“It is a lot like birth.” I made that statement during Sunday’s sermon from within the baptismal pool. When we come up out of the waters of baptism we hold a look of shock and confusion. Fluid is in our noses, eyes, mouths and ears. Our faces are scrunched and red. We are in someone else’s hands. It really is a lot like birth: messy and mysterious; awkward and beautiful; strange and wonderful.
Why do we engage in such an admittedly bizarre act? The Bible consistently proclaims that to become a disciple is to become a new creation, to be born anew. Our old selves died within the watery grave of baptism. New selves emerge in resurrection. This is all symbol, of course. There is no magic in the water. We do not physically become someone else. We still have the same social security number. Yet it is a symbol so filled with power and purpose that it truly means something. It points to an inward transformation that happened not in the water, but within our minds.
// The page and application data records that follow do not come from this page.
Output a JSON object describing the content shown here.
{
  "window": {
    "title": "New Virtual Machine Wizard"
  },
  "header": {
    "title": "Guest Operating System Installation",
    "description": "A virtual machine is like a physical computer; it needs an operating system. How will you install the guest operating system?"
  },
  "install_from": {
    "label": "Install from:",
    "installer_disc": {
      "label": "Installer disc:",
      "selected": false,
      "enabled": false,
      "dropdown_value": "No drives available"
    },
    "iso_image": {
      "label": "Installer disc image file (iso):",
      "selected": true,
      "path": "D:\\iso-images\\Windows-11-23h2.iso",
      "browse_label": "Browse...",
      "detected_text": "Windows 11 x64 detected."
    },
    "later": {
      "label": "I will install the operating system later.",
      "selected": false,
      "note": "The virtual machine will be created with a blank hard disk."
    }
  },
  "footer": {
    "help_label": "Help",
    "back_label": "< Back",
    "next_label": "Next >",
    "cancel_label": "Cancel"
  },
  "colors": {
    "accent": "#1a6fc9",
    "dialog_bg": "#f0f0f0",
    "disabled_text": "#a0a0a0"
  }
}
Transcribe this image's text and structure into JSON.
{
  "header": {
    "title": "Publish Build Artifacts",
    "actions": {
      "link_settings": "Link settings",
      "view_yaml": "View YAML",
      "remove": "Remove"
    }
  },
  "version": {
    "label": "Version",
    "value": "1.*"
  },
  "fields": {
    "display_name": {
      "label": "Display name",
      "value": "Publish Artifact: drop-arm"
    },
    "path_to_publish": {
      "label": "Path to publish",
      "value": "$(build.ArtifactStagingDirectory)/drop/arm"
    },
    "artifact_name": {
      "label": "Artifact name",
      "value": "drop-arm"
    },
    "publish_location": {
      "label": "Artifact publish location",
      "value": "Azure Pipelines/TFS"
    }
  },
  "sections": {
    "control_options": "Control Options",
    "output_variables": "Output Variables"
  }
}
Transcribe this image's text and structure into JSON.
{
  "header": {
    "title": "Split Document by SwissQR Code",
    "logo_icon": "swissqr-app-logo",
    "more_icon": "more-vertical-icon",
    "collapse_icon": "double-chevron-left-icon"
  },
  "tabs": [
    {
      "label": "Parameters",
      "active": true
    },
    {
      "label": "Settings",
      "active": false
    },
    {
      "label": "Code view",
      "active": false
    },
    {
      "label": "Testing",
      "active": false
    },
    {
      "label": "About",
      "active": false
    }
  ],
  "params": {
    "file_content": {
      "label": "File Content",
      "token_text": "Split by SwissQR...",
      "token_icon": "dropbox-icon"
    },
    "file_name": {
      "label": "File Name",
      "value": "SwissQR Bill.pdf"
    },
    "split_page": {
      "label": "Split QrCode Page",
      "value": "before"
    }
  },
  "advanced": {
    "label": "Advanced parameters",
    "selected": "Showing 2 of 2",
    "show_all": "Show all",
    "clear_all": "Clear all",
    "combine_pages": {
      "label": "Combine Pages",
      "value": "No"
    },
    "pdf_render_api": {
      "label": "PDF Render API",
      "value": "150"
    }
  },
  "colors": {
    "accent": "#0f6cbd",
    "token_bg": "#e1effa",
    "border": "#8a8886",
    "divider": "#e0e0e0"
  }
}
I encourage you to remember your baptism today as we rejoice with our new brother and our new sister, born in the waters of baptism this past Sunday.